Friday, January 29, 2010
We have a little more wet weather to put up with the next few days. Long-time Winter Texans (as we're called down here) tell me that weather patterns like this happen every few years. It's noticeably colder and wetter than most years... the "normal" years. People that are knowledgeable about these things, experts, tell us that this is an "El Niño" year.
Just what is El Niño? The following is from Wikipedia:
El Niño-Southern Oscillation (ENSO) is a quasi periodic climate pattern that occurs across the tropical Pacific with a roughly 5 year cycle. It is composed of an oceanic component, called El Niño (or La Niña), which is characterized by warming or cooling of surface waters in the tropical eastern Pacific Ocean, and an atmospheric component, the Southern Oscillation, which is characterized by changes in surface pressure in the tropical western Pacific. The two components are coupled: when the warm oceanic phase (known as El Niño) is in effect, surface pressures in the western Pacific are high, and when the cold phase is in effect (La Niña), surface pressures in the western Pacific are low. The oscillation does not have a specific period but occurs every four to twelve years, with the most common periods being around 5 years.

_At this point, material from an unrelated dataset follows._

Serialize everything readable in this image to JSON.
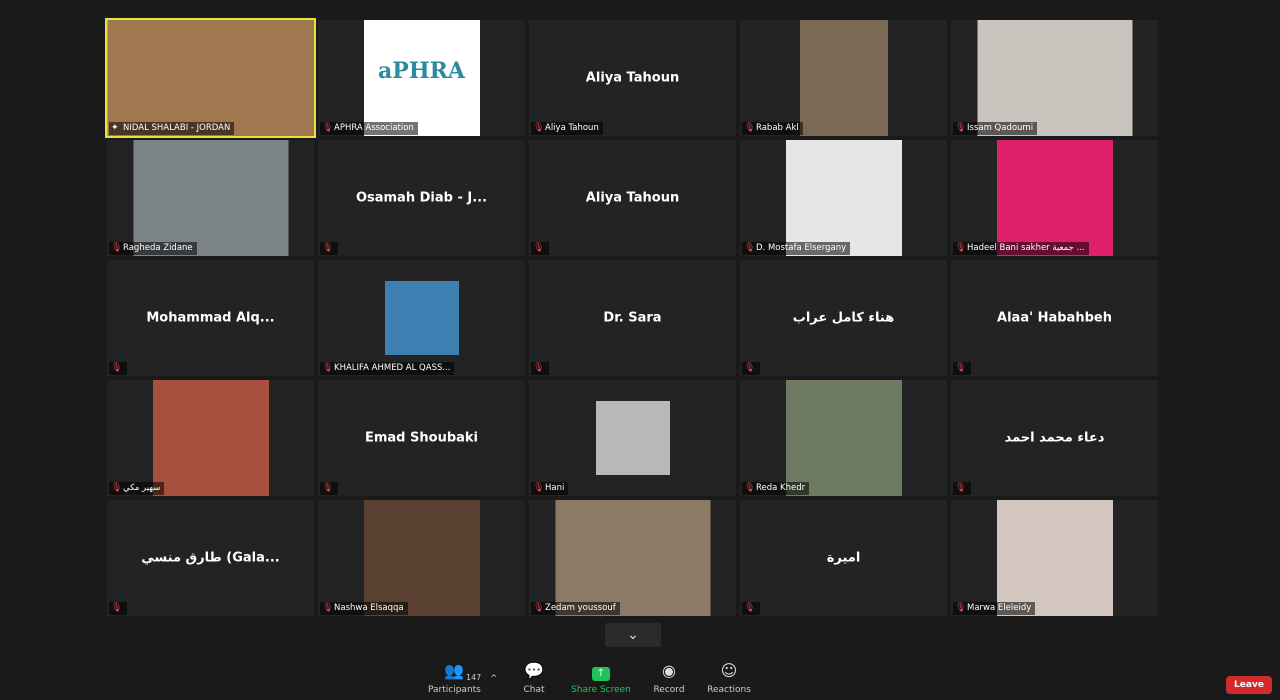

Mechanisms that cause the oscillation remain under study.
In popular usage, El Niño-Southern Oscillation is often called just "El Niño". El Niño is Spanish for "the boy" and refers to the Christ child, because periodic warming in the Pacific near South America is usually noticed around Christmas. The more abundant fish stocks that accompany this phenomenon was seen by local fishermen as a "gift" from the Christ child. "La Niña" is Spanish for "the girl."
In North America, El Niño creates warmer-than-average winters in the upper Midwest states and the Northwest, thus reduced snowfall than average during winter. Meanwhile, central and southern California, northwest Mexico and the southwestern U.S. become significantly wetter while the northern Gulf of Mexico states and Southeast states (including Tidewater and northeast Mexico) are wetter and cooler than average during the El Niño phase of the oscillation. Summer is wetter in the intermountain regions of the U.S. The Pacific Northwest states, on the other hand, tend to experience dry, mild but foggy winters and warm, sunny and early springs.
El Niño is also associated with increased wave-caused coastal erosion along the United States Pacific Coast.
Hmmm. I hope that clears it up.
Have a great weekend. I'll have the next Journal update bright and early Monday morning.
Trying to figure all this out...